*** Opening of Exercise data ***
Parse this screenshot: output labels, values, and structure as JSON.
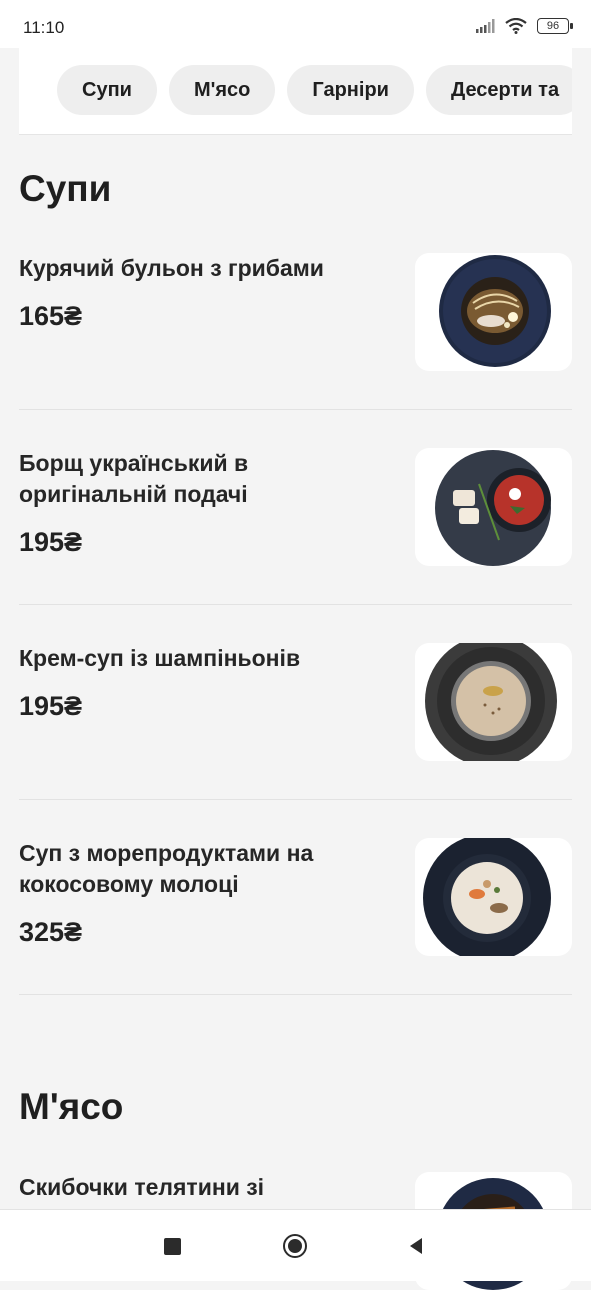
{
  "status": {
    "time": "11:10",
    "battery": "96"
  },
  "tabs": [
    "Супи",
    "М'ясо",
    "Гарніри",
    "Десерти та"
  ],
  "sections": [
    {
      "title": "Супи",
      "items": [
        {
          "name": "Курячий бульон з грибами",
          "price": "165₴",
          "image": "soup-bowl-broth"
        },
        {
          "name": "Борщ український в оригінальній подачі",
          "price": "195₴",
          "image": "borscht-plate"
        },
        {
          "name": "Крем-суп із шампіньонів",
          "price": "195₴",
          "image": "cream-soup-bowl"
        },
        {
          "name": "Суп з морепродуктами на кокосовому молоці",
          "price": "325₴",
          "image": "seafood-soup-bowl"
        }
      ]
    },
    {
      "title": "М'ясо",
      "items": [
        {
          "name": "Скибочки телятини зі",
          "price": "",
          "image": "veal-dish"
        }
      ]
    }
  ],
  "colors": {
    "background": "#f4f4f4",
    "card": "#ffffff",
    "tab": "#eeeeee",
    "text": "#1f1f1f"
  },
  "nav": {
    "icons": [
      "recent-apps-icon",
      "home-icon",
      "back-icon"
    ]
  }
}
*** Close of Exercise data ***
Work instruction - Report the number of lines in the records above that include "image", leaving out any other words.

Answer to the exercise - 5